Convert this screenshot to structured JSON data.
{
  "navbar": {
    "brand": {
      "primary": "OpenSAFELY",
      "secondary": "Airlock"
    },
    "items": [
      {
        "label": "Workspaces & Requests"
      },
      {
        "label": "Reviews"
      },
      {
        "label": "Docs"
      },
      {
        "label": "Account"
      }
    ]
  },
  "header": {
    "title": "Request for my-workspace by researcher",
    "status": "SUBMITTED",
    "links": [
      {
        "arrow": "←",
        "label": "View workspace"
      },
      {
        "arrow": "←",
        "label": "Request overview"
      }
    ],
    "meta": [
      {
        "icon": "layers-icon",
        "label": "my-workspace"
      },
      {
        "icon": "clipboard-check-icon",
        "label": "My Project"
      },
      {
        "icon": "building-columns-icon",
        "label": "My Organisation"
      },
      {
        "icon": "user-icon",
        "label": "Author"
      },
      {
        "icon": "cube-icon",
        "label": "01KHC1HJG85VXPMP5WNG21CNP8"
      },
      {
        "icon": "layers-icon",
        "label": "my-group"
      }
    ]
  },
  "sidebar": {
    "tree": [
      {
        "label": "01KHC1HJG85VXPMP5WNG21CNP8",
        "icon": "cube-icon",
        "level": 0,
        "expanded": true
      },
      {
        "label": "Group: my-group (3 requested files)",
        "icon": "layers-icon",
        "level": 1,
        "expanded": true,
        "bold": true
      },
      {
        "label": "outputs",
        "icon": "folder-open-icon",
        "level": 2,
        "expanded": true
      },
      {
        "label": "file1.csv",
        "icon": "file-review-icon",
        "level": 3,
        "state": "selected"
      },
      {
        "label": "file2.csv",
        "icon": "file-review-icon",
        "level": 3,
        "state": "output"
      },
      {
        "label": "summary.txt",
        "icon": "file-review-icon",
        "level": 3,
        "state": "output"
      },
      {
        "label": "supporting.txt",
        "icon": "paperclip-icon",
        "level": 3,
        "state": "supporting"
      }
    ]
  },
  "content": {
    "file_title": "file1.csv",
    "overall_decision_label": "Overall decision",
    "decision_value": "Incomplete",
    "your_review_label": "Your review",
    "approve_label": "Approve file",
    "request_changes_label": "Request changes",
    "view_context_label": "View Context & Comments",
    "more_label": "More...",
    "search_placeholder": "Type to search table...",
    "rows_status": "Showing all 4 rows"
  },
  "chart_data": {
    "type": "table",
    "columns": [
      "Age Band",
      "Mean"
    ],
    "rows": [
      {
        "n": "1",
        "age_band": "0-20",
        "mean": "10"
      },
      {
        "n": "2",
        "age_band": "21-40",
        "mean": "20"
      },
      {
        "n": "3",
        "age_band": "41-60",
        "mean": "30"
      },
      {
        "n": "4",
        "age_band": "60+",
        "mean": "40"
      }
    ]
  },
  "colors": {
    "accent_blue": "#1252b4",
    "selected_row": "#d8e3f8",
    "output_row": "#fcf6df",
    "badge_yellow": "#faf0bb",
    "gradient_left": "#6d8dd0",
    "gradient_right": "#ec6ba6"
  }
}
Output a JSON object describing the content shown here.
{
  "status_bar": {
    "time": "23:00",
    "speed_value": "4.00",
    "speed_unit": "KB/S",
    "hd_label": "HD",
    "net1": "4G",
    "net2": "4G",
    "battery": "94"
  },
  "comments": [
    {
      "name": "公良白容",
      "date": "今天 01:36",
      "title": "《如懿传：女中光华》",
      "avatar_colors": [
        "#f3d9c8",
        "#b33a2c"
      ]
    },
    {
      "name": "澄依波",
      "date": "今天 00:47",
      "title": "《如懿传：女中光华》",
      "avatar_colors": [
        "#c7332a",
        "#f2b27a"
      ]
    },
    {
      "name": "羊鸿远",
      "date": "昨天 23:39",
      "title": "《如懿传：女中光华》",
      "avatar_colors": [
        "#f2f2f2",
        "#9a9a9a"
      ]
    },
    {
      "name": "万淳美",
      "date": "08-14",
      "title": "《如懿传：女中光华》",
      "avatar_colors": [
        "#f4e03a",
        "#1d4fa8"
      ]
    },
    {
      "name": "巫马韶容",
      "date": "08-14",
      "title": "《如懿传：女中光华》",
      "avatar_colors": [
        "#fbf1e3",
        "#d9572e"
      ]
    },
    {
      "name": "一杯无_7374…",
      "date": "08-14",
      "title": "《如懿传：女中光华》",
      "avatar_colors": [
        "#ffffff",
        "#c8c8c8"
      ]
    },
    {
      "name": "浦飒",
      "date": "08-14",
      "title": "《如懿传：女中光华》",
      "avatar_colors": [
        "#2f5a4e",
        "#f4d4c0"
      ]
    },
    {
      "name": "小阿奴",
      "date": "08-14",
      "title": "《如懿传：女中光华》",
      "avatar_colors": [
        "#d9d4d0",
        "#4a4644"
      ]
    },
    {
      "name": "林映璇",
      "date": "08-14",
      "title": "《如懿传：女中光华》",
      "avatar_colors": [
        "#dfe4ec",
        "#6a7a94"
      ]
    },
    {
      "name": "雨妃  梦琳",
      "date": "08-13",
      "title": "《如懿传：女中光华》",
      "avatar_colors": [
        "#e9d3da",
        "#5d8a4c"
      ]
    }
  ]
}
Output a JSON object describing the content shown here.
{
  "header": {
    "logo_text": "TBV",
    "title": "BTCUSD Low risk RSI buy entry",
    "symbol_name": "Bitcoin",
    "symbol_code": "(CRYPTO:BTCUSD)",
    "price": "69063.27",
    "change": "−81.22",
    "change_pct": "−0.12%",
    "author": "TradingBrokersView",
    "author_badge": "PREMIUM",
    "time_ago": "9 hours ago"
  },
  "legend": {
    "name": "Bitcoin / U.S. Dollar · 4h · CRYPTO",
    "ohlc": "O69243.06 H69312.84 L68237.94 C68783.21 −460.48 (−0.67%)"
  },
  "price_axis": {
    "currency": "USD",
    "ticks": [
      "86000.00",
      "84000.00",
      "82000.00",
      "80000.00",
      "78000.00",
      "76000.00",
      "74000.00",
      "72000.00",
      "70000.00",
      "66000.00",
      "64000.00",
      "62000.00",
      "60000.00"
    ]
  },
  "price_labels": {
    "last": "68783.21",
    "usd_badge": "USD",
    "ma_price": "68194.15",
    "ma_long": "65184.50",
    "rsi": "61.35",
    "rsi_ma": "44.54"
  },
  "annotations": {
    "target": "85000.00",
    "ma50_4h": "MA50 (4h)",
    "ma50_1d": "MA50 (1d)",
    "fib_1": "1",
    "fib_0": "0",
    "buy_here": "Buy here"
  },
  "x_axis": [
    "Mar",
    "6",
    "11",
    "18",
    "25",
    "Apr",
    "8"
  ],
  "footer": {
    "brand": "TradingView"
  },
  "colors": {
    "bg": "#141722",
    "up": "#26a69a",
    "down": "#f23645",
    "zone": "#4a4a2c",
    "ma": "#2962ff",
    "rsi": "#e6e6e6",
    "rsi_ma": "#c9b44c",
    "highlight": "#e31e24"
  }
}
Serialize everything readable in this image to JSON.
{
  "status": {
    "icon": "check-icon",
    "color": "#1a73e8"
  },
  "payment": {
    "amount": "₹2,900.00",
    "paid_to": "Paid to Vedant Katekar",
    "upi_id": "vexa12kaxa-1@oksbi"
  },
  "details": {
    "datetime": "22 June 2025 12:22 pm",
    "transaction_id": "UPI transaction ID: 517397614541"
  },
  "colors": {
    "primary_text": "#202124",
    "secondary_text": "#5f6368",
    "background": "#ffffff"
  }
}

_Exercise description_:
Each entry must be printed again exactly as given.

_Exercise answer_:
Convert this screenshot to structured JSON data.
{
  "navbar": {
    "brand": {
      "primary": "OpenSAFELY",
      "secondary": "Airlock"
    },
    "items": [
      {
        "label": "Workspaces & Requests"
      },
      {
        "label": "Reviews"
      },
      {
        "label": "Docs"
      },
      {
        "label": "Account"
      }
    ]
  },
  "header": {
    "title": "Request for my-workspace by researcher",
    "status": "SUBMITTED",
    "links": [
      {
        "arrow": "←",
        "label": "View workspace"
      },
      {
        "arrow": "←",
        "label": "Request overview"
      }
    ],
    "meta": [
      {
        "icon": "layers-icon",
        "label": "my-workspace"
      },
      {
        "icon": "clipboard-check-icon",
        "label": "My Project"
      },
      {
        "icon": "building-columns-icon",
        "label": "My Organisation"
      },
      {
        "icon": "user-icon",
        "label": "Author"
      },
      {
        "icon": "cube-icon",
        "label": "01KHC1HJG85VXPMP5WNG21CNP8"
      },
      {
        "icon": "layers-icon",
        "label": "my-group"
      }
    ]
  },
  "sidebar": {
    "tree": [
      {
        "label": "01KHC1HJG85VXPMP5WNG21CNP8",
        "icon": "cube-icon",
        "level": 0,
        "expanded": true
      },
      {
        "label": "Group: my-group (3 requested files)",
        "icon": "layers-icon",
        "level": 1,
        "expanded": true,
        "bold": true
      },
      {
        "label": "outputs",
        "icon": "folder-open-icon",
        "level": 2,
        "expanded": true
      },
      {
        "label": "file1.csv",
        "icon": "file-review-icon",
        "level": 3,
        "state": "selected"
      },
      {
        "label": "file2.csv",
        "icon": "file-review-icon",
        "level": 3,
        "state": "output"
      },
      {
        "label": "summary.txt",
        "icon": "file-review-icon",
        "level": 3,
        "state": "output"
      },
      {
        "label": "supporting.txt",
        "icon": "paperclip-icon",
        "level": 3,
        "state": "supporting"
      }
    ]
  },
  "content": {
    "file_title": "file1.csv",
    "overall_decision_label": "Overall decision",
    "decision_value": "Incomplete",
    "your_review_label": "Your review",
    "approve_label": "Approve file",
    "request_changes_label": "Request changes",
    "view_context_label": "View Context & Comments",
    "more_label": "More...",
    "search_placeholder": "Type to search table...",
    "rows_status": "Showing all 4 rows"
  },
  "chart_data": {
    "type": "table",
    "columns": [
      "Age Band",
      "Mean"
    ],
    "rows": [
      {
        "n": "1",
        "age_band": "0-20",
        "mean": "10"
      },
      {
        "n": "2",
        "age_band": "21-40",
        "mean": "20"
      },
      {
        "n": "3",
        "age_band": "41-60",
        "mean": "30"
      },
      {
        "n": "4",
        "age_band": "60+",
        "mean": "40"
      }
    ]
  },
  "colors": {
    "accent_blue": "#1252b4",
    "selected_row": "#d8e3f8",
    "output_row": "#fcf6df",
    "badge_yellow": "#faf0bb",
    "gradient_left": "#6d8dd0",
    "gradient_right": "#ec6ba6"
  }
}
Output a JSON object describing the content shown here.
{
  "status_bar": {
    "time": "23:00",
    "speed_value": "4.00",
    "speed_unit": "KB/S",
    "hd_label": "HD",
    "net1": "4G",
    "net2": "4G",
    "battery": "94"
  },
  "comments": [
    {
      "name": "公良白容",
      "date": "今天 01:36",
      "title": "《如懿传：女中光华》",
      "avatar_colors": [
        "#f3d9c8",
        "#b33a2c"
      ]
    },
    {
      "name": "澄依波",
      "date": "今天 00:47",
      "title": "《如懿传：女中光华》",
      "avatar_colors": [
        "#c7332a",
        "#f2b27a"
      ]
    },
    {
      "name": "羊鸿远",
      "date": "昨天 23:39",
      "title": "《如懿传：女中光华》",
      "avatar_colors": [
        "#f2f2f2",
        "#9a9a9a"
      ]
    },
    {
      "name": "万淳美",
      "date": "08-14",
      "title": "《如懿传：女中光华》",
      "avatar_colors": [
        "#f4e03a",
        "#1d4fa8"
      ]
    },
    {
      "name": "巫马韶容",
      "date": "08-14",
      "title": "《如懿传：女中光华》",
      "avatar_colors": [
        "#fbf1e3",
        "#d9572e"
      ]
    },
    {
      "name": "一杯无_7374…",
      "date": "08-14",
      "title": "《如懿传：女中光华》",
      "avatar_colors": [
        "#ffffff",
        "#c8c8c8"
      ]
    },
    {
      "name": "浦飒",
      "date": "08-14",
      "title": "《如懿传：女中光华》",
      "avatar_colors": [
        "#2f5a4e",
        "#f4d4c0"
      ]
    },
    {
      "name": "小阿奴",
      "date": "08-14",
      "title": "《如懿传：女中光华》",
      "avatar_colors": [
        "#d9d4d0",
        "#4a4644"
      ]
    },
    {
      "name": "林映璇",
      "date": "08-14",
      "title": "《如懿传：女中光华》",
      "avatar_colors": [
        "#dfe4ec",
        "#6a7a94"
      ]
    },
    {
      "name": "雨妃  梦琳",
      "date": "08-13",
      "title": "《如懿传：女中光华》",
      "avatar_colors": [
        "#e9d3da",
        "#5d8a4c"
      ]
    }
  ]
}
Output a JSON object describing the content shown here.
{
  "header": {
    "logo_text": "TBV",
    "title": "BTCUSD Low risk RSI buy entry",
    "symbol_name": "Bitcoin",
    "symbol_code": "(CRYPTO:BTCUSD)",
    "price": "69063.27",
    "change": "−81.22",
    "change_pct": "−0.12%",
    "author": "TradingBrokersView",
    "author_badge": "PREMIUM",
    "time_ago": "9 hours ago"
  },
  "legend": {
    "name": "Bitcoin / U.S. Dollar · 4h · CRYPTO",
    "ohlc": "O69243.06 H69312.84 L68237.94 C68783.21 −460.48 (−0.67%)"
  },
  "price_axis": {
    "currency": "USD",
    "ticks": [
      "86000.00",
      "84000.00",
      "82000.00",
      "80000.00",
      "78000.00",
      "76000.00",
      "74000.00",
      "72000.00",
      "70000.00",
      "66000.00",
      "64000.00",
      "62000.00",
      "60000.00"
    ]
  },
  "price_labels": {
    "last": "68783.21",
    "usd_badge": "USD",
    "ma_price": "68194.15",
    "ma_long": "65184.50",
    "rsi": "61.35",
    "rsi_ma": "44.54"
  },
  "annotations": {
    "target": "85000.00",
    "ma50_4h": "MA50 (4h)",
    "ma50_1d": "MA50 (1d)",
    "fib_1": "1",
    "fib_0": "0",
    "buy_here": "Buy here"
  },
  "x_axis": [
    "Mar",
    "6",
    "11",
    "18",
    "25",
    "Apr",
    "8"
  ],
  "footer": {
    "brand": "TradingView"
  },
  "colors": {
    "bg": "#141722",
    "up": "#26a69a",
    "down": "#f23645",
    "zone": "#4a4a2c",
    "ma": "#2962ff",
    "rsi": "#e6e6e6",
    "rsi_ma": "#c9b44c",
    "highlight": "#e31e24"
  }
}
Serialize everything readable in this image to JSON.
{
  "status": {
    "icon": "check-icon",
    "color": "#1a73e8"
  },
  "payment": {
    "amount": "₹2,900.00",
    "paid_to": "Paid to Vedant Katekar",
    "upi_id": "vexa12kaxa-1@oksbi"
  },
  "details": {
    "datetime": "22 June 2025 12:22 pm",
    "transaction_id": "UPI transaction ID: 517397614541"
  },
  "colors": {
    "primary_text": "#202124",
    "secondary_text": "#5f6368",
    "background": "#ffffff"
  }
}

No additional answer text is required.